Essay by Roslyn Helper
Stickers. They are seen slapped to the sides of street poles, fading at the edges of window panes, pasted hastily to cement walls. They are made for bands, for brands, for upcoming events, for political and environmental causes. They are applied to surfaces and then left to the weather, to wear away, to fade, for the glue to melt and the paper to disintegrate, to become obsolete. They occupy the surfaces of our streets, over years building up a historical urban landscape rarely registering to the casual observer.
Australian media artist Josh Harle presents Tactical Space Lab, an experimental cartography of the urban environment built-up from a patchwork stickers. During his international residency, the artist pulled the eponymous Space Lab – a rugged flight-case with colour printer, Raspberry Pi computer, wifi access point, car battery, and inverter – through Paris, Berlin, London and finally Vienna, gathering marks of the vernacular visual languages of each as he went.
This ‘mobile research platform’ served as the site for the artist’s performative mapping experiments. At each deployment, Harle added to the collection of points encountered during his passage through the city. Over time, the Tactical Space Lab has built up composition of these spaces both virtually and physically: on it’s surface it collects traces of its path as a palimpsest of overlapping stickers, while the access-point inside shares the artist’s virtual map via open WiFi.
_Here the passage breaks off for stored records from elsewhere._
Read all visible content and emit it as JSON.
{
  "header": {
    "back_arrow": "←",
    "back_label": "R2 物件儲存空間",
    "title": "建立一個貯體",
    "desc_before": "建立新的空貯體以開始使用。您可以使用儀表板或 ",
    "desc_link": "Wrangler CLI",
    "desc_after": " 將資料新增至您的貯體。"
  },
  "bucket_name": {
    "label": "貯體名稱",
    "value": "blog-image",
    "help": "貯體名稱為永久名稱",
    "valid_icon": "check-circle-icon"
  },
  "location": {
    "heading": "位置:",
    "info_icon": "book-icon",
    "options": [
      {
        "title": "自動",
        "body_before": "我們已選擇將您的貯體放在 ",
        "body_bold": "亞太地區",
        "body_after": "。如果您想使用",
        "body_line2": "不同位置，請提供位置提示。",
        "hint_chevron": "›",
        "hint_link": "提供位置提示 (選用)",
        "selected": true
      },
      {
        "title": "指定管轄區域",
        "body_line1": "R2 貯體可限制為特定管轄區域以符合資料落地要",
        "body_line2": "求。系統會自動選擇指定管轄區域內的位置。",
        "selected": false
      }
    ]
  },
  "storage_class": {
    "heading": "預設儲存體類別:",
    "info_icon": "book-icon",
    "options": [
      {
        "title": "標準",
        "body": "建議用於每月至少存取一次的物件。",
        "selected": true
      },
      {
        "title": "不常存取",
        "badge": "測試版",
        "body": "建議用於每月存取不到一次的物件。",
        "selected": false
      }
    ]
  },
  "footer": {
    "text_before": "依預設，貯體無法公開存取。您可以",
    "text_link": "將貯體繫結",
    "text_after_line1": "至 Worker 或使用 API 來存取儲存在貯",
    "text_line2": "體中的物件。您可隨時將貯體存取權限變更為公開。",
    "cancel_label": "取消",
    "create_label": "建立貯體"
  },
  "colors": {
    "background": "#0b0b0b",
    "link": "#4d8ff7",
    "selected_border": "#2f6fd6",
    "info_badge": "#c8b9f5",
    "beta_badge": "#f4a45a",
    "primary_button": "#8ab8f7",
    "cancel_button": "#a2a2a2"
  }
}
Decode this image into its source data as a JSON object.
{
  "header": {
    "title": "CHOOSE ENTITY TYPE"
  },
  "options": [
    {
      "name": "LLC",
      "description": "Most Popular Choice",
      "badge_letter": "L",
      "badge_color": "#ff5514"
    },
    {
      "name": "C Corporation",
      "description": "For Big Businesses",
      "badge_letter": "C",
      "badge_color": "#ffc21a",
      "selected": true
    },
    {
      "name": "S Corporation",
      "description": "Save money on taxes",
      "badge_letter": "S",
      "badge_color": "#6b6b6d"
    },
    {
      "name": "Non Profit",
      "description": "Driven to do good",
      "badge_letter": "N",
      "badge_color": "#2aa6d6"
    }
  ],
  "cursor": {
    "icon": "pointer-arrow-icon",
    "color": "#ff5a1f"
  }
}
This project is a continuation of Harle’s interest in the various ways of ‘making sense’ of the world, from the subjective, embedded tactics of everyday life, to the technocratic, rationalising strategies deployed by nations and institutions. Often the very technologies we use to help us make sense of our environments can also play a role in limiting our scope.
Harle’s practice explores the possibility that both geographical space and technology can take on new meanings depending on how they are used. He re-appropriates advanced digital capture and geolocation tracking technologies as expressive mediums, altering their usual outcomes in the hope of provoking an affective element which is normally absent.
In Harle’s previous work Making Sense, also showcased in the exhibition, a small robot endlessly navigates the gallery space. The robot uses cloud-computing and computer vision technology to reconstruct it’s path as it goes. Disrupting the map, the robot’s performance of the space is marked through a chalk trail left as it continues its journey.
In another recent work, Harle photographically captured and digitally recreated ‘real world’ environments, where audiences are able to interact with and augment these constructed experiences. Tactical Space Lab, on the other hand, approaches concepts of environment, spatiality, locality, history, truth and sense from multiple – often competing – angles.
The virtual maps created by the flight-case are hyperlocal in both time and place, creating a fleeting microcosmic world defined by a psychogeography of stickers; an intimate surround which vanishes from the atmosphere once the lab and its WiFi connection has passed on. Additionally, a fascinating feedback loop starts to occur, where stickers are captured through multiple users’ viewpoints, virtualised and embedded in a map, then physically re-created, cloned and stuck on the Lab, which itself becomes a unique map – a map that represents many times and places simultaneously.
It’s fitting that Josh Harle has created a multiplicity of viewpoints for experiencing Tactical Space Lab, which is rooted in radical cartographic practices and challenges the singular, linear practices of making sense via traditional mapping techniques. Here the map is a performance of embodied exploration. The map is itself an environment, not just merely a representation. The map is organic, partial, marked by points of collective and singular experience. The map travels between the virtual and the embodied, existing fully neither in one nor the other.